> > reaction?
> > --- In firstname.lastname@example.org
> > <mailto:errorcoininformationexchange%40yahoogroups.com> , innff@ wrote:
> > >
> > > A coin laugh for the day. We had a chance to examine a slabbed NGC 1999(P)
> > > Lincoln cent with wide AM and rotated die at the CFCC coin show. That was
> > > what the NGC label said. A casual examination showed it to be a
> > > "magician's" coin with a hallowed out obverse and fitted reverse. Another
> > TPG
> > > hilarious and obvious error.
- I saw the coin as well. It was so obvious . even a caveman could see it:-)
--- In email@example.com, innff@... wrote:
> A coin laugh for the day. We had a chance to examine a slabbed NGC 1999(P)
> Lincoln cent with wide AM and rotated die at the CFCC coin show. That was
> what the NGC label said. A causal examination showed it to be a
> "magician's" coin with a hallowed out obverse and fitted reverse. Another TPG
> hilarious and obvious error.
> In a message dated 4/6/2013 4:53:56 P.M. Eastern Daylight Time,
> mdia1@... writes:
> I occasionally need to confess a mistake in declaring an error to be
> authentic. Here's today's confession:
> It concerns a Polk dollar coin with a tiny incuse T on the edge derived
> from a corresponding peripheral obverse letter.
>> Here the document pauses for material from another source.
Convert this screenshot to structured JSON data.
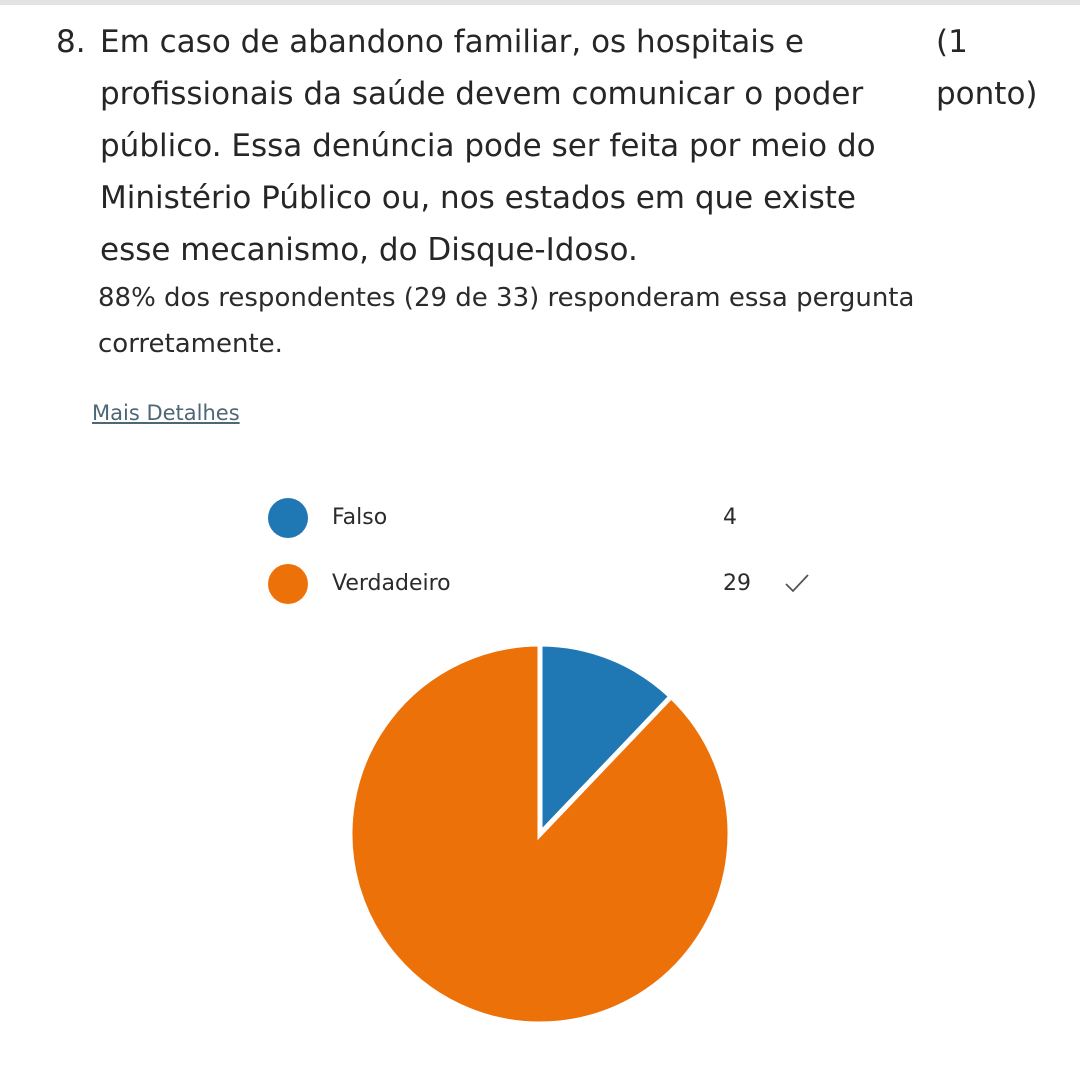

Ken Potter declared it a
> genuine dropped letter impression. At the time I couldn't see how it could be a
> contact mark, as the tiny letters are too closely-spaced on the obverse
> face to permit an isolated impression to form. I couldn't think at the time
> how this could have been fabricated outside the Mint and I couldn't see any
> signs of post-strike alteration, so I went along with Potter's opinion.
> Since then I've come across isolated incuse letters clearly produced by
> cutting out a piece of a coin, mounting it on a post, and the then impressing
> it into another coin. And I've seen a few too many of these incuse
> "dropped fillings" on the edge of dollar coins to be comfortable with the
> As a result, I'm demoting this coin to the "uncertain authenticity"
> category. I no longer think it's possible to authenticate these isolated incuse
> letters that have been pressed into the soft copper core of dollar coins.